The uncertainties people are experiencing in normally stable parts of the world like the U.S. are pervasive. To understand how the current uncertainties are impacting people, we can look at another domain where pervasive uncertainties are the norm, and that is in warfare. Clausewitz, the military strategist, describes friction in war as “the force that makes the apparently easy so difficult”. Friction is the force that resists all action. The most pervasive source of friction is uncertainty. This friction is not only of the physical type, as in terrain obstacles for example but also psychological, as in indecision over a course of action which at this time is plaguing many decision-makers. All actions in war take place in an atmosphere of uncertainty, the so-called fog of war. While people try to reduce the unknowns, they cannot be eliminated. The very nature of such environments makes certainty impossible; all actions are based on incomplete, inaccurate, and even contradictory information. This perhaps provides a sobering glimpse into decision-makers’ minds in today’s environment, including investment decision-makers.

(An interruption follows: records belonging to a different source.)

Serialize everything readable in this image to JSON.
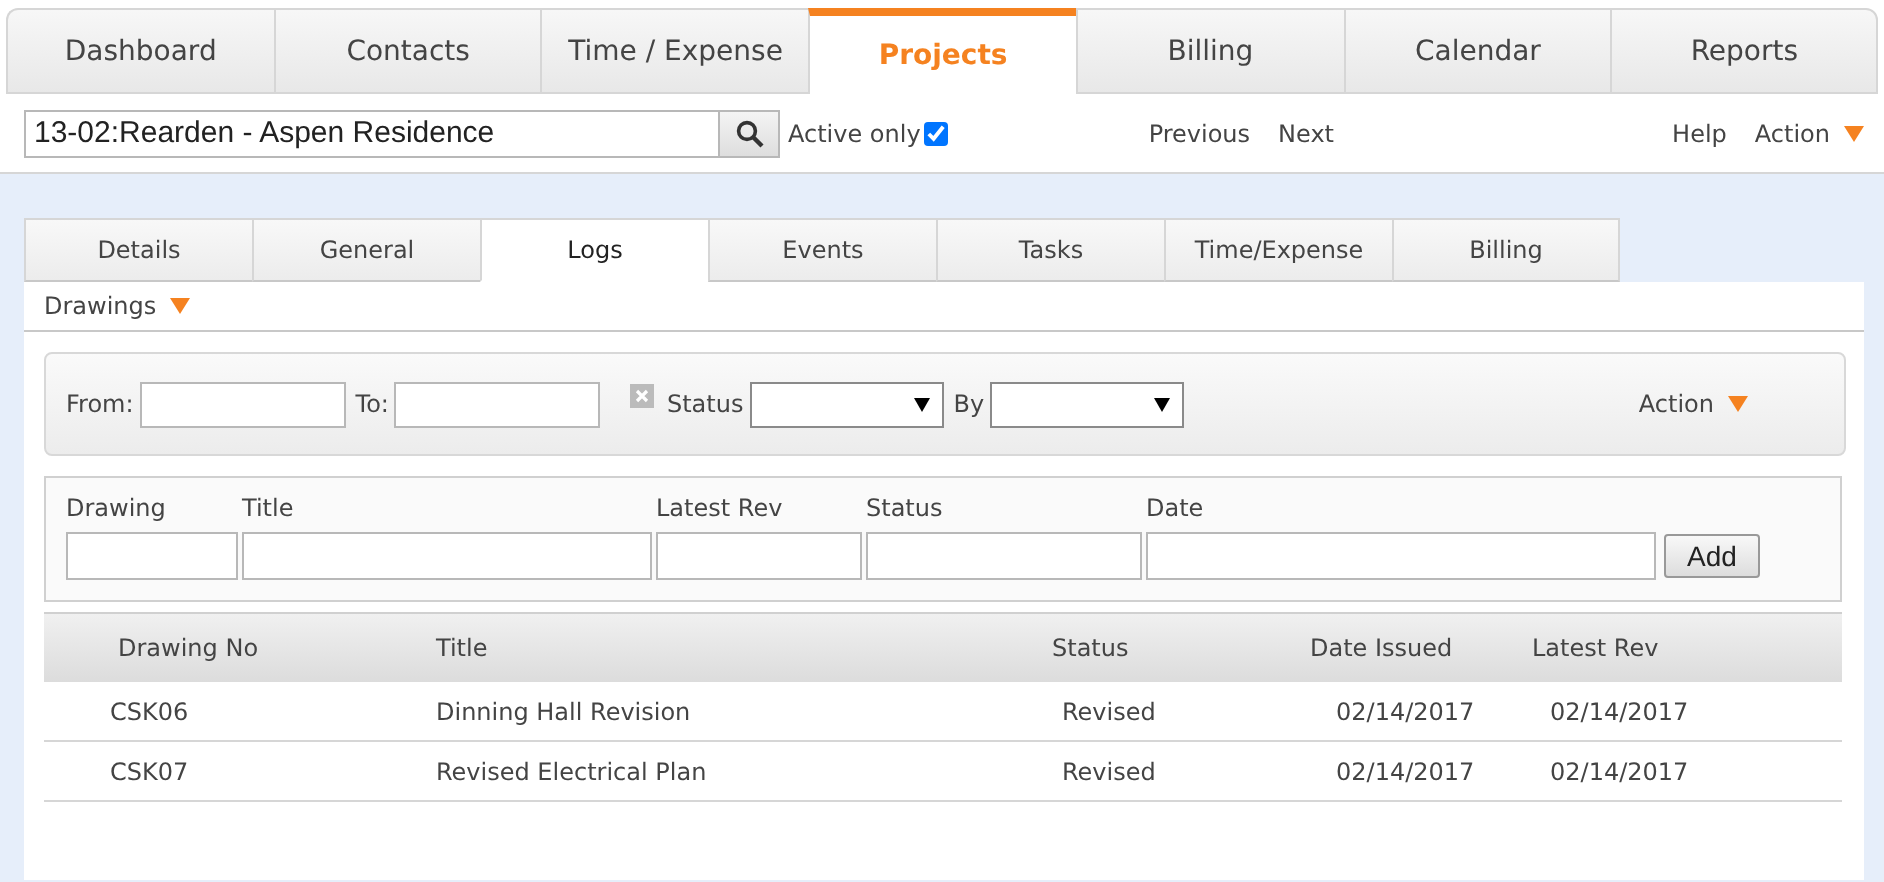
{
  "nav_tabs": [
    {
      "label": "Dashboard",
      "selected": false
    },
    {
      "label": "Contacts",
      "selected": false
    },
    {
      "label": "Time / Expense",
      "selected": false
    },
    {
      "label": "Projects",
      "selected": true
    },
    {
      "label": "Billing",
      "selected": false
    },
    {
      "label": "Calendar",
      "selected": false
    },
    {
      "label": "Reports",
      "selected": false
    }
  ],
  "project_search": {
    "value": "13-02:Rearden - Aspen Residence"
  },
  "active_only": {
    "label": "Active only",
    "checked": true
  },
  "pager": [
    "Previous",
    "Next"
  ],
  "menu": {
    "help": "Help",
    "action": "Action"
  },
  "sub_tabs": [
    {
      "label": "Details",
      "selected": false
    },
    {
      "label": "General",
      "selected": false
    },
    {
      "label": "Logs",
      "selected": true
    },
    {
      "label": "Events",
      "selected": false
    },
    {
      "label": "Tasks",
      "selected": false
    },
    {
      "label": "Time/Expense",
      "selected": false
    },
    {
      "label": "Billing",
      "selected": false
    }
  ],
  "section": "Drawings",
  "filter": {
    "from_label": "From:",
    "to_label": "To:",
    "status_label": "Status",
    "by_label": "By",
    "action": "Action"
  },
  "add_form": {
    "fields": [
      "Drawing",
      "Title",
      "Latest Rev",
      "Status",
      "Date"
    ],
    "button": "Add"
  },
  "table": {
    "columns": [
      "Drawing No",
      "Title",
      "Status",
      "Date Issued",
      "Latest Rev"
    ],
    "rows": [
      [
        "CSK06",
        "Dinning Hall Revision",
        "Revised",
        "02/14/2017",
        "02/14/2017"
      ],
      [
        "CSK07",
        "Revised Electrical Plan",
        "Revised",
        "02/14/2017",
        "02/14/2017"
      ]
    ]
  }
}
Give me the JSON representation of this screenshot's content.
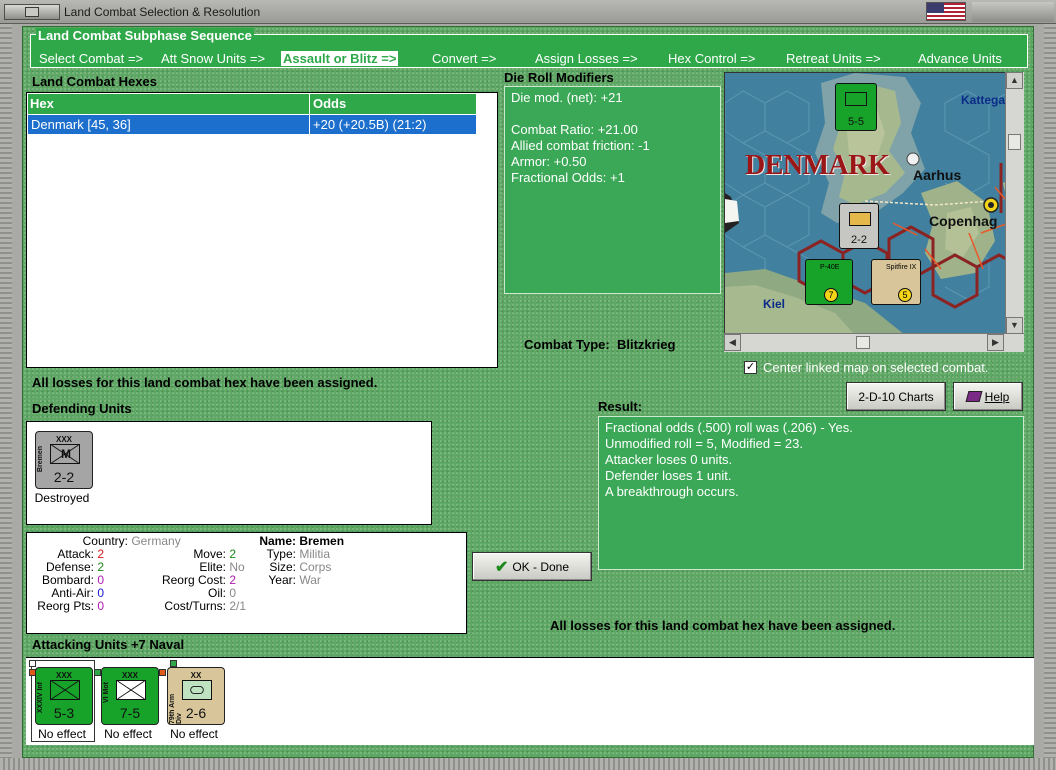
{
  "window": {
    "title": "Land Combat Selection & Resolution"
  },
  "sequence": {
    "title": "Land Combat Subphase Sequence",
    "items": [
      {
        "label": "Select Combat =>",
        "active": false
      },
      {
        "label": "Att Snow Units =>",
        "active": false
      },
      {
        "label": "Assault or Blitz =>",
        "active": true
      },
      {
        "label": "Convert =>",
        "active": false
      },
      {
        "label": "Assign Losses =>",
        "active": false
      },
      {
        "label": "Hex Control =>",
        "active": false
      },
      {
        "label": "Retreat Units =>",
        "active": false
      },
      {
        "label": "Advance Units",
        "active": false
      }
    ]
  },
  "hexes": {
    "title": "Land Combat Hexes",
    "columns": [
      "Hex",
      "Odds"
    ],
    "rows": [
      {
        "hex": "Denmark [45, 36]",
        "odds": "+20 (+20.5B) (21:2)"
      }
    ]
  },
  "die_roll": {
    "title": "Die Roll Modifiers",
    "lines": [
      "Die mod. (net): +21",
      "",
      "Combat Ratio: +21.00",
      "Allied combat friction: -1",
      "Armor: +0.50",
      "Fractional Odds: +1"
    ]
  },
  "map": {
    "labels": [
      "DENMARK",
      "Aarhus",
      "Copenhag",
      "Kattega",
      "Kiel"
    ],
    "units": [
      {
        "strength": "5-5",
        "type": "XXX"
      },
      {
        "strength": "2-2",
        "type": "XXX"
      },
      {
        "label": "Spitfire IX",
        "value": "5"
      },
      {
        "label": "P-40E",
        "value": "7"
      }
    ]
  },
  "combat_type": {
    "label": "Combat Type:",
    "value": "Blitzkrieg"
  },
  "center_map": {
    "label": "Center linked map on selected combat.",
    "checked": true
  },
  "messages": {
    "losses_assigned": "All losses for this land combat hex have been assigned."
  },
  "buttons": {
    "charts": "2-D-10 Charts",
    "help": "Help",
    "ok": "OK - Done"
  },
  "defending": {
    "title": "Defending Units",
    "units": [
      {
        "name": "Bremen",
        "size": "XXX",
        "symbol": "M",
        "strength": "2-2",
        "status": "Destroyed",
        "color": "#a5a5a5"
      }
    ]
  },
  "unit_info": {
    "country_label": "Country:",
    "country": "Germany",
    "attack_label": "Attack:",
    "attack": "2",
    "defense_label": "Defense:",
    "defense": "2",
    "bombard_label": "Bombard:",
    "bombard": "0",
    "antiair_label": "Anti-Air:",
    "antiair": "0",
    "reorgpts_label": "Reorg Pts:",
    "reorgpts": "0",
    "move_label": "Move:",
    "move": "2",
    "elite_label": "Elite:",
    "elite": "No",
    "reorgcost_label": "Reorg Cost:",
    "reorgcost": "2",
    "oil_label": "Oil:",
    "oil": "0",
    "costturns_label": "Cost/Turns:",
    "costturns": "2/1",
    "name_label": "Name:",
    "name": "Bremen",
    "type_label": "Type:",
    "type": "Militia",
    "size_label": "Size:",
    "size": "Corps",
    "year_label": "Year:",
    "year": "War"
  },
  "result": {
    "title": "Result:",
    "lines": [
      "Fractional odds (.500) roll was (.206)  - Yes.",
      "Unmodified roll = 5, Modified = 23.",
      "Attacker loses 0 units.",
      "Defender loses 1 unit.",
      "A breakthrough occurs."
    ]
  },
  "attacking": {
    "title": "Attacking Units +7 Naval",
    "units": [
      {
        "name": "XXXIV Inf",
        "size": "XXX",
        "strength": "5-3",
        "status": "No effect",
        "color": "#17a32a"
      },
      {
        "name": "VI Mot",
        "size": "XXX",
        "strength": "7-5",
        "status": "No effect",
        "color": "#17a32a"
      },
      {
        "name": "79th Arm Div",
        "size": "XX",
        "strength": "2-6",
        "status": "No effect",
        "color": "#d8c69a"
      }
    ]
  },
  "colors": {
    "panel": "#5fa865",
    "accent": "#2fa84a",
    "selection": "#1c6fcc"
  }
}
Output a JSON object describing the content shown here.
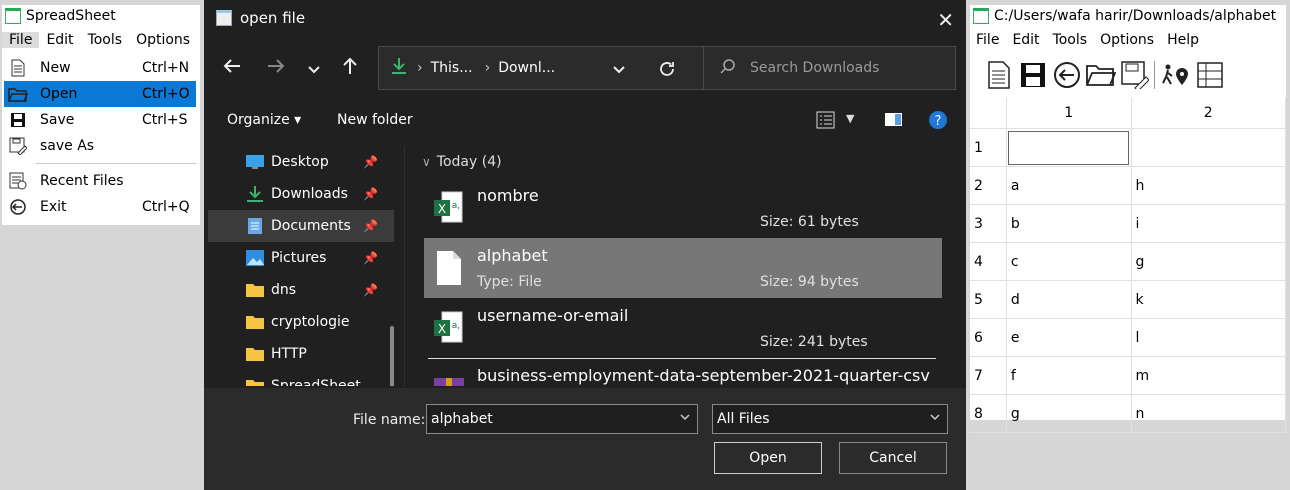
{
  "left_window": {
    "title": "SpreadSheet",
    "menubar": [
      "File",
      "Edit",
      "Tools",
      "Options"
    ],
    "file_menu": [
      {
        "label": "New",
        "shortcut": "Ctrl+N",
        "icon": "new-document-icon"
      },
      {
        "label": "Open",
        "shortcut": "Ctrl+O",
        "icon": "open-folder-icon",
        "selected": true
      },
      {
        "label": "Save",
        "shortcut": "Ctrl+S",
        "icon": "save-disk-icon"
      },
      {
        "label": "save As",
        "shortcut": "",
        "icon": "save-as-icon"
      },
      {
        "label": "Recent Files",
        "shortcut": "",
        "icon": "recent-files-icon"
      },
      {
        "label": "Exit",
        "shortcut": "Ctrl+Q",
        "icon": "exit-icon"
      }
    ]
  },
  "dialog": {
    "title": "open file",
    "breadcrumb": [
      "This...",
      "Downl..."
    ],
    "search_placeholder": "Search Downloads",
    "toolbar": {
      "organize": "Organize",
      "new_folder": "New folder"
    },
    "sidebar": [
      {
        "label": "Desktop",
        "icon": "desktop-icon",
        "pinned": true
      },
      {
        "label": "Downloads",
        "icon": "download-icon",
        "pinned": true
      },
      {
        "label": "Documents",
        "icon": "documents-icon",
        "pinned": true,
        "selected": true
      },
      {
        "label": "Pictures",
        "icon": "pictures-icon",
        "pinned": true
      },
      {
        "label": "dns",
        "icon": "folder-icon",
        "pinned": true
      },
      {
        "label": "cryptologie",
        "icon": "folder-icon",
        "pinned": false
      },
      {
        "label": "HTTP",
        "icon": "folder-icon",
        "pinned": false
      },
      {
        "label": "SpreadSheet",
        "icon": "folder-icon",
        "pinned": false
      }
    ],
    "group_header": "Today (4)",
    "files": [
      {
        "name": "nombre",
        "type": "",
        "size": "Size: 61 bytes",
        "icon": "excel-file-icon"
      },
      {
        "name": "alphabet",
        "type": "Type: File",
        "size": "Size: 94 bytes",
        "icon": "blank-file-icon",
        "selected": true
      },
      {
        "name": "username-or-email",
        "type": "",
        "size": "Size: 241 bytes",
        "icon": "excel-file-icon"
      },
      {
        "name": "business-employment-data-september-2021-quarter-csv",
        "type": "",
        "size": "",
        "icon": "winrar-archive-icon"
      }
    ],
    "file_name_label": "File name:",
    "file_name_value": "alphabet",
    "file_type_value": "All Files",
    "open_button": "Open",
    "cancel_button": "Cancel"
  },
  "right_window": {
    "title": "C:/Users/wafa harir/Downloads/alphabet",
    "menubar": [
      "File",
      "Edit",
      "Tools",
      "Options",
      "Help"
    ],
    "columns": [
      "1",
      "2"
    ],
    "rows": [
      {
        "n": "1",
        "c1": "",
        "c2": ""
      },
      {
        "n": "2",
        "c1": "a",
        "c2": "h"
      },
      {
        "n": "3",
        "c1": "b",
        "c2": "i"
      },
      {
        "n": "4",
        "c1": "c",
        "c2": "g"
      },
      {
        "n": "5",
        "c1": "d",
        "c2": "k"
      },
      {
        "n": "6",
        "c1": "e",
        "c2": "l"
      },
      {
        "n": "7",
        "c1": "f",
        "c2": "m"
      },
      {
        "n": "8",
        "c1": "g",
        "c2": "n"
      }
    ]
  }
}
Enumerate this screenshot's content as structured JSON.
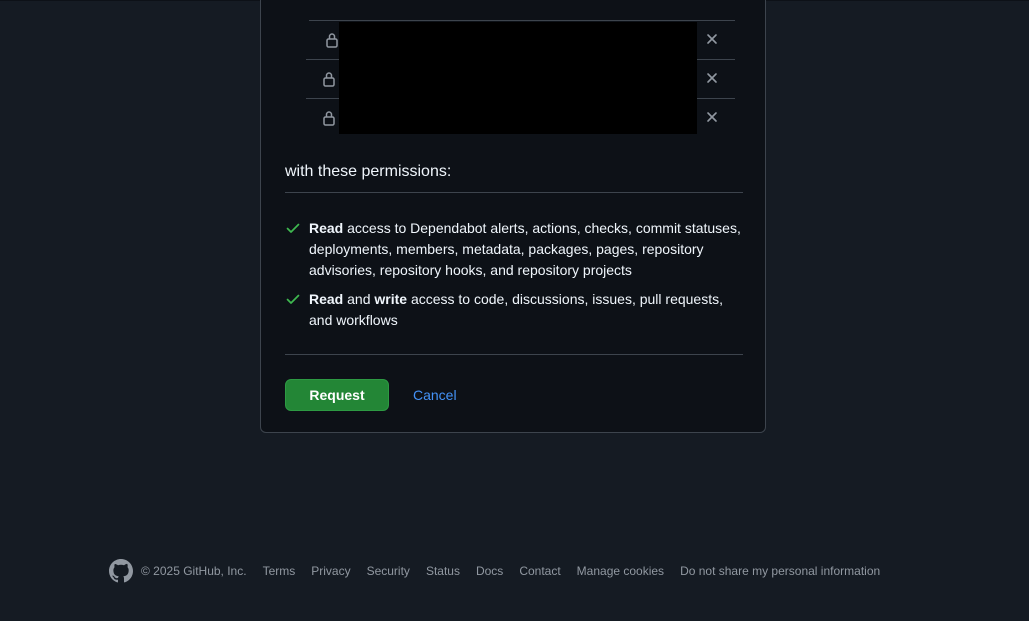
{
  "permissions": {
    "heading": "with these permissions:",
    "items": [
      {
        "strong1": "Read",
        "rest": " access to Dependabot alerts, actions, checks, commit statuses, deployments, members, metadata, packages, pages, repository advisories, repository hooks, and repository projects"
      },
      {
        "strong1": "Read",
        "mid": " and ",
        "strong2": "write",
        "rest": " access to code, discussions, issues, pull requests, and workflows"
      }
    ]
  },
  "actions": {
    "request_label": "Request",
    "cancel_label": "Cancel"
  },
  "footer": {
    "copyright": "© 2025 GitHub, Inc.",
    "links": [
      "Terms",
      "Privacy",
      "Security",
      "Status",
      "Docs",
      "Contact",
      "Manage cookies",
      "Do not share my personal information"
    ]
  },
  "icons": {
    "repo_lock": "lock-icon",
    "repo_remove": "x-icon",
    "permission": "check-icon",
    "footer_logo": "github-mark-icon"
  },
  "colors": {
    "background": "#151b23",
    "card": "#0d1117",
    "border": "#3d444d",
    "accent_green": "#238636",
    "link_blue": "#4493f8",
    "check_green": "#3fb950"
  }
}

The tsunami of uncertainties is enormous. COVID-19 is infecting and sickening vulnerable people in ways the medical profession is only beginning to understand; and the prospects for when there will be a vaccine are uncertain. The economic carnage from the pandemic has been likened to the Great Depression; and all that is creating uncertainty on jobs and livelihoods. Humankind is a social animal and all the social distancing, isolation, and quarantining are abnormal and resulting in a mental health crisis. Remote working and education are uncharted waters for most. Add to the mix a highly polarized U.S. presidential election with a nation divided, civil rights protests, rioting and unrest, and a toxic media, and you start to feel sick in the pit of your stomach.
Nonetheless, as in war, we must take prudent action despite the friction. The means to overcome the effects of friction is the will; we must prevail over friction through persistent strength of mind and spirit. We can determine probabilities as a standard for decision making. By its nature, uncertainty involves the estimation and acceptance of risk. But risk is also related to gain; normally, greater potential gain requires greater risk. Furthermore, risk is equally common to action and inaction. Consequently, we should view the uncertainties not only as a threat but also as an opportunity, which we should be ready to seize. As the saying goes, fish in troubled waters. And that goes for investing as well.
Old Hill Partners’ investment team has demonstrated the strength of its underwriting in these extraordinary times and the firm’s operational preparedness was successfully tested. We continue to closely monitor all credits in our portfolios and we see an opportunity in the increased deal flow as other lenders pull back and government liquidity programs mainly focus on large companies. The fundraising period for the Fund will be coming to an end on September 30, 2020, when it will have a remaining life of 24 to 36 months. This represents a timely opportunity to allocate to the Fund and take advantage of its shorter investment horizon.
We encourage you to take advantage of these confusing times; fishing in troubled waters generally pays off, in life as well as in investing.